In partnership with Hivos, the Information and Research Center King Hussein Foundation (IRCKHF) organized a roundtable for key stakeholders in preparation for its upcoming qualitative study on the impact social security amendments concerning maternity benefits have on women’s employment in the private sector.
Goal of the meeting
The main goal of the meeting was to have the stakeholders’ feedback on the research question and sub-questions, in addition to hearing their perspectives related to the research and what to focus on.

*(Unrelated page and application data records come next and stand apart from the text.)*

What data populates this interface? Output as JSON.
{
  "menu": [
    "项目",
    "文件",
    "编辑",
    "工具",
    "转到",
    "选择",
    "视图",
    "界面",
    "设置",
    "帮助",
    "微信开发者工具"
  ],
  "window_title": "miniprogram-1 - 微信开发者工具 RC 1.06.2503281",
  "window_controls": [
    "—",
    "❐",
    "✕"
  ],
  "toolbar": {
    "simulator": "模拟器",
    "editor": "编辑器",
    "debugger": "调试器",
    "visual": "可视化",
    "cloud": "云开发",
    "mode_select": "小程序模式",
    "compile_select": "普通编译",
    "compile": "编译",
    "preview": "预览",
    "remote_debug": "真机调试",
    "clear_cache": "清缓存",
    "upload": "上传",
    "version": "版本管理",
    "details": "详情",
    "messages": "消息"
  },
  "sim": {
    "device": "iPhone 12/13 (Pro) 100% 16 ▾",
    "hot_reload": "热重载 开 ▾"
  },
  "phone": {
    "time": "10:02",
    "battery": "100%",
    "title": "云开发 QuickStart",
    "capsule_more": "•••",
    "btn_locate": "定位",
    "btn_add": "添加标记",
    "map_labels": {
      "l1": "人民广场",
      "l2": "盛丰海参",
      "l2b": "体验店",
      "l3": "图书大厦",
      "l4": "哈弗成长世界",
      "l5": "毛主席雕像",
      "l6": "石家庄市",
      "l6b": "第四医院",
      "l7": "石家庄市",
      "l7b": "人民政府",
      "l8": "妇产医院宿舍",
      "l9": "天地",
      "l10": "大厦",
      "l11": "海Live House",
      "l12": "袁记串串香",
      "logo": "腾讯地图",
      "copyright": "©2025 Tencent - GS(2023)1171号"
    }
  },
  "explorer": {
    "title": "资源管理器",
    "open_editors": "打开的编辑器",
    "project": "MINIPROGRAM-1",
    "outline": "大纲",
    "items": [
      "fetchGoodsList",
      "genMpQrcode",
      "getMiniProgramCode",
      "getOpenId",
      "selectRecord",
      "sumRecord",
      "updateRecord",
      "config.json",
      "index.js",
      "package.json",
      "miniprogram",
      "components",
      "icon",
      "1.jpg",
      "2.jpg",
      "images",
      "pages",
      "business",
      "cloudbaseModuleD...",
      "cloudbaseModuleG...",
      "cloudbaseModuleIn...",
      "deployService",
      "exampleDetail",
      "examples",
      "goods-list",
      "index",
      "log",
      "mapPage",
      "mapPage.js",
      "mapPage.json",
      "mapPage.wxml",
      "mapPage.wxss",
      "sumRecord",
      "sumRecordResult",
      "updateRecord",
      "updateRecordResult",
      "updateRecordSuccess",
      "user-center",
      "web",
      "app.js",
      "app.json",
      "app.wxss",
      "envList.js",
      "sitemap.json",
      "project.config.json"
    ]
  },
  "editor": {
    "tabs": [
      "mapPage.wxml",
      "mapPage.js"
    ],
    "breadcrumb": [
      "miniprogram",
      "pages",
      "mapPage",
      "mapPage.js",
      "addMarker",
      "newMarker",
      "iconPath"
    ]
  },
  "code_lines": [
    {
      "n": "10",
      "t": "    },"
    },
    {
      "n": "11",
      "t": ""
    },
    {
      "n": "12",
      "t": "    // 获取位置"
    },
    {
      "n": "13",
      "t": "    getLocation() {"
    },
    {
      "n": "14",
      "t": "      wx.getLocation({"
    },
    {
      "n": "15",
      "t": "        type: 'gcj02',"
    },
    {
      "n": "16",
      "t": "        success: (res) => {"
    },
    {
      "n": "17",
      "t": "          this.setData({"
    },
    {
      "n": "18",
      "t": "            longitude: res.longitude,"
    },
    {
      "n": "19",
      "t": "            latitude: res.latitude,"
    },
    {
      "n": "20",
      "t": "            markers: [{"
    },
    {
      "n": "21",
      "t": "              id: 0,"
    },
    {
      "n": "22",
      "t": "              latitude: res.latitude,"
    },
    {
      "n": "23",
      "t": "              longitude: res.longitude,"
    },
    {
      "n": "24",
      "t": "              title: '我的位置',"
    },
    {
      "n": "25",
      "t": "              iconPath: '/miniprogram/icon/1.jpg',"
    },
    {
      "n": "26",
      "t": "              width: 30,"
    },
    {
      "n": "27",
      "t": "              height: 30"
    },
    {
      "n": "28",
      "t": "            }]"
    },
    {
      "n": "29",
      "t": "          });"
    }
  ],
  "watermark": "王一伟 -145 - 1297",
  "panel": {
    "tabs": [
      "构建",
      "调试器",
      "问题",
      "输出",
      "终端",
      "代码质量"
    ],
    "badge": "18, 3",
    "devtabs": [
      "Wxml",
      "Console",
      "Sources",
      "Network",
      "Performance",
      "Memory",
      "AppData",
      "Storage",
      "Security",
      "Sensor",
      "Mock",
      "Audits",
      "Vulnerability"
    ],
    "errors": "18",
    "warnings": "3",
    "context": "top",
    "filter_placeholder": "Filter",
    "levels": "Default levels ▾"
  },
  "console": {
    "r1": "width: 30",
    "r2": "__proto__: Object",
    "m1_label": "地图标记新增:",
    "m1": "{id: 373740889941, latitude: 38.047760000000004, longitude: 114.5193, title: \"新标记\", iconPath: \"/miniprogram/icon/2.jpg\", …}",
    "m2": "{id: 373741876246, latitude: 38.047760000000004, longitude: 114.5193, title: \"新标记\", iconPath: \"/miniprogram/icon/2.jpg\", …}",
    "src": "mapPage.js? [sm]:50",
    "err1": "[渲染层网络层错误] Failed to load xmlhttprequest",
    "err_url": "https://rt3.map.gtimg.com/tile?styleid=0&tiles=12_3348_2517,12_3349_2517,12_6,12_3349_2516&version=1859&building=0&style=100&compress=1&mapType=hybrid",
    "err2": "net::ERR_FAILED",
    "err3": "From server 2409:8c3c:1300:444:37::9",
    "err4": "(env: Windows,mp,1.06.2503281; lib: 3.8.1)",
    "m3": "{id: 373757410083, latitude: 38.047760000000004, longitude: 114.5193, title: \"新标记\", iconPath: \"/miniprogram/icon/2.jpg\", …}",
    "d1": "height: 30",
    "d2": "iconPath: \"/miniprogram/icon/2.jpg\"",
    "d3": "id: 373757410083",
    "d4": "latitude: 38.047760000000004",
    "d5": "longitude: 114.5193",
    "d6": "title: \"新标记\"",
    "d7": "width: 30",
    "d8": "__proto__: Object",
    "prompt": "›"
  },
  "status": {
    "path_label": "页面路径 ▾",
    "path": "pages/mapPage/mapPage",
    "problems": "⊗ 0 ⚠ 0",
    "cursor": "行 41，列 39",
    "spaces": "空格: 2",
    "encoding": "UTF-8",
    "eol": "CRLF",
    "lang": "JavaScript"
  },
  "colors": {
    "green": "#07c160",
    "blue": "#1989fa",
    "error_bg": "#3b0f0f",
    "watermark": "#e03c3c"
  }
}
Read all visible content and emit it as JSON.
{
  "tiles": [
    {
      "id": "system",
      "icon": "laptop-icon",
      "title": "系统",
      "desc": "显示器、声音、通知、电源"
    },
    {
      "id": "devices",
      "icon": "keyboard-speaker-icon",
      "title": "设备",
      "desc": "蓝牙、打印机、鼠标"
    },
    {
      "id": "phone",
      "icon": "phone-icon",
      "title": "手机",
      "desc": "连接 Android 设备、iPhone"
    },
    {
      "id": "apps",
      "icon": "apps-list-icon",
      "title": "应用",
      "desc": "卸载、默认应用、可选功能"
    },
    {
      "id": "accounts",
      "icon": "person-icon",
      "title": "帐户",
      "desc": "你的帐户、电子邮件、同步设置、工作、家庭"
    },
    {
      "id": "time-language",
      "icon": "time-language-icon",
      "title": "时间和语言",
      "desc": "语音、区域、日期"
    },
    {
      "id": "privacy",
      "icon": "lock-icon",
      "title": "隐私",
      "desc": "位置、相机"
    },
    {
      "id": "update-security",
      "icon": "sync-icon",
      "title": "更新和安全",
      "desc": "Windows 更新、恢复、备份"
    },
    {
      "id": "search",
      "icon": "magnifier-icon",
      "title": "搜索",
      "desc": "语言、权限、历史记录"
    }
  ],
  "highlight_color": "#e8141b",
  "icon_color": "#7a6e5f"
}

Major issues were raised by the attendees such as the importance of knowing how many women quit their jobs prior to benefiting from maternity pension, or those who kept working without benefiting from the Maternity Fund. Also, stakeholders pointed out that many women withdrew from the job market on account of economic violence, and not because of pregnancy or giving birth. Furthermore, given the clear impact husbands have on their wives’ employment choices, holding focus groups with the former could be highly beneficial for the study. Finally, stakeholders underscored that there might be an increase in the employment of females in numbers. However, this population does not necessarily include the married ones, or those with children, but single women who do not benefit from the Maternity Fund. Therefore, employed women should be divided according to their marital status and the number of children they have to better reflect reality. Consequently, hiring and retaining practices of organizations should be investigated to unveil whether single women are more prone to get hired than married ones by companies that are trying to avoid paying for the Maternity Fund.
Importance of consultation meetings
Consultation meetings are important to Hivos for a number of reasons. First of all, they allow to build the ownership of the local communities in identifying their priorities. Second, they promote coordination in order to avoid duplication by increasing the synergetic between stakeholders active in the same field. Third, they encourage a participatory approach; this implies that the more parties are involved the more feedback there is.